Instructions to follow
All lines holding the word "JSON" in the listing below need to be copied.

Provided records
=== Begin Enclosure ===

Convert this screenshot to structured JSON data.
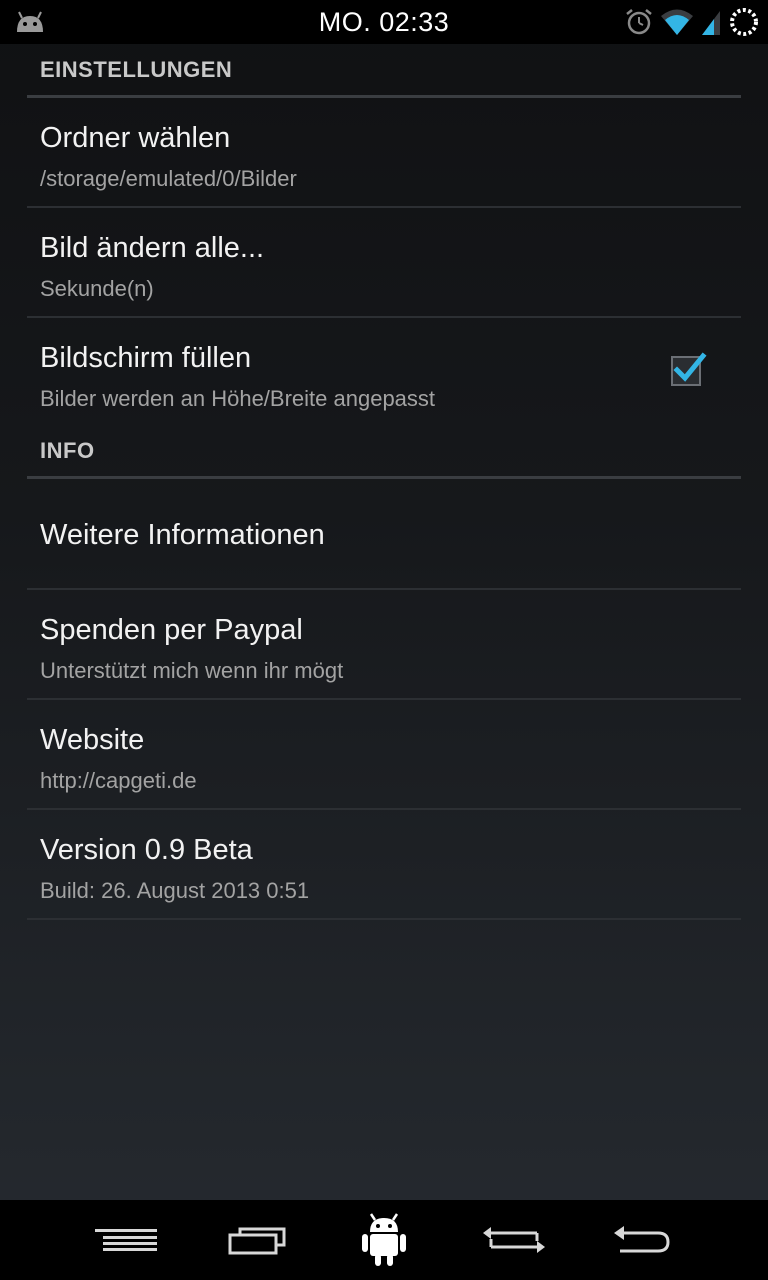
{
  "status_bar": {
    "time": "MO. 02:33",
    "icons": [
      "android-notification-icon",
      "alarm-icon",
      "wifi-icon",
      "signal-icon",
      "battery-charging-icon"
    ]
  },
  "sections": {
    "settings": {
      "header": "EINSTELLUNGEN",
      "items": [
        {
          "title": "Ordner wählen",
          "summary": "/storage/emulated/0/Bilder"
        },
        {
          "title": "Bild ändern alle...",
          "summary": "Sekunde(n)"
        },
        {
          "title": "Bildschirm füllen",
          "summary": "Bilder werden an Höhe/Breite angepasst",
          "checked": true
        }
      ]
    },
    "info": {
      "header": "INFO",
      "items": [
        {
          "title": "Weitere Informationen"
        },
        {
          "title": "Spenden per Paypal",
          "summary": "Unterstützt mich wenn ihr mögt"
        },
        {
          "title": "Website",
          "summary": "http://capgeti.de"
        },
        {
          "title": "Version 0.9 Beta",
          "summary": "Build: 26. August 2013 0:51"
        }
      ]
    }
  },
  "nav_bar": {
    "buttons": [
      "menu-icon",
      "recent-apps-icon",
      "android-home-icon",
      "rotate-icon",
      "back-icon"
    ]
  },
  "colors": {
    "accent": "#33b5e5",
    "title_text": "#f2f2f2",
    "summary_text": "#a3a3a3",
    "header_text": "#c9c9c9"
  }
}
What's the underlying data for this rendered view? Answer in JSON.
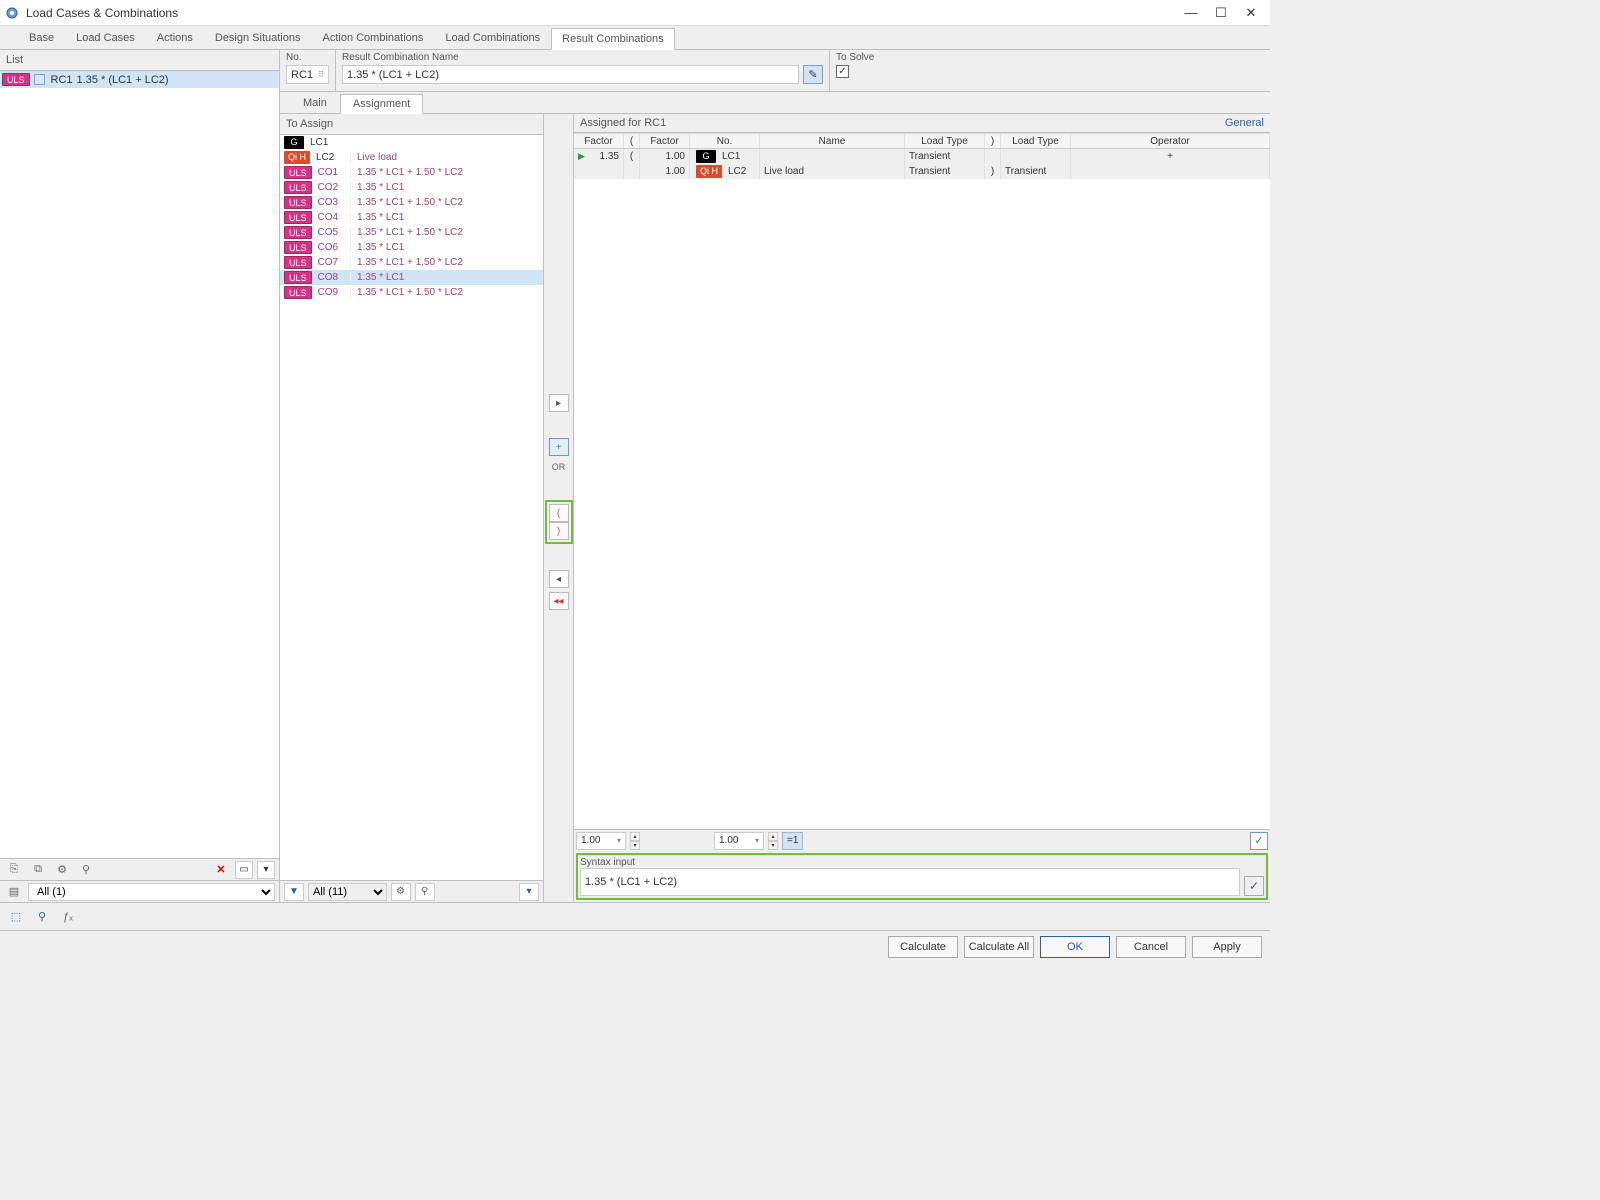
{
  "window": {
    "title": "Load Cases & Combinations"
  },
  "tabs": {
    "items": [
      "Base",
      "Load Cases",
      "Actions",
      "Design Situations",
      "Action Combinations",
      "Load Combinations",
      "Result Combinations"
    ],
    "active": 6
  },
  "list": {
    "header": "List",
    "row": {
      "tag": "ULS",
      "code": "RC1",
      "name": "1.35 * (LC1 + LC2)"
    },
    "filter": "All (1)"
  },
  "header": {
    "no_label": "No.",
    "no_value": "RC1",
    "name_label": "Result Combination Name",
    "name_value": "1.35 * (LC1 + LC2)",
    "solve_label": "To Solve"
  },
  "subtabs": {
    "items": [
      "Main",
      "Assignment"
    ],
    "active": 1
  },
  "to_assign": {
    "header": "To Assign",
    "rows": [
      {
        "tag": "G",
        "code": "LC1",
        "desc": ""
      },
      {
        "tag": "QI",
        "code": "LC2",
        "desc": "Live load"
      },
      {
        "tag": "ULS",
        "code": "CO1",
        "desc": "1.35 * LC1 + 1.50 * LC2"
      },
      {
        "tag": "ULS",
        "code": "CO2",
        "desc": "1.35 * LC1"
      },
      {
        "tag": "ULS",
        "code": "CO3",
        "desc": "1.35 * LC1 + 1.50 * LC2"
      },
      {
        "tag": "ULS",
        "code": "CO4",
        "desc": "1.35 * LC1"
      },
      {
        "tag": "ULS",
        "code": "CO5",
        "desc": "1.35 * LC1 + 1.50 * LC2"
      },
      {
        "tag": "ULS",
        "code": "CO6",
        "desc": "1.35 * LC1"
      },
      {
        "tag": "ULS",
        "code": "CO7",
        "desc": "1.35 * LC1 + 1.50 * LC2"
      },
      {
        "tag": "ULS",
        "code": "CO8",
        "desc": "1.35 * LC1",
        "selected": true
      },
      {
        "tag": "ULS",
        "code": "CO9",
        "desc": "1.35 * LC1 + 1.50 * LC2"
      }
    ],
    "filter": "All (11)"
  },
  "center": {
    "or": "OR",
    "open": "(",
    "close": ")"
  },
  "assigned": {
    "header": "Assigned for RC1",
    "general": "General",
    "columns": [
      "Factor",
      "(",
      "Factor",
      "No.",
      "Name",
      "Load Type",
      ")",
      "Load Type",
      "Operator"
    ],
    "rows": [
      {
        "f1": "1.35",
        "p1": "(",
        "f2": "1.00",
        "tag": "G",
        "no": "LC1",
        "name": "",
        "lt1": "Transient",
        "p2": "",
        "lt2": "",
        "op": "+"
      },
      {
        "f1": "",
        "p1": "",
        "f2": "1.00",
        "tag": "QI",
        "no": "LC2",
        "name": "Live load",
        "lt1": "Transient",
        "p2": ")",
        "lt2": "Transient",
        "op": ""
      }
    ],
    "spin1": "1.00",
    "spin2": "1.00",
    "eq1": "=1"
  },
  "syntax": {
    "label": "Syntax input",
    "value": "1.35 * (LC1 + LC2)"
  },
  "footer": {
    "calc": "Calculate",
    "calc_all": "Calculate All",
    "ok": "OK",
    "cancel": "Cancel",
    "apply": "Apply"
  }
}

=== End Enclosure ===

Task response
Convert this screenshot to structured JSON data.
What's the underlying data for this rendered view? Answer in JSON.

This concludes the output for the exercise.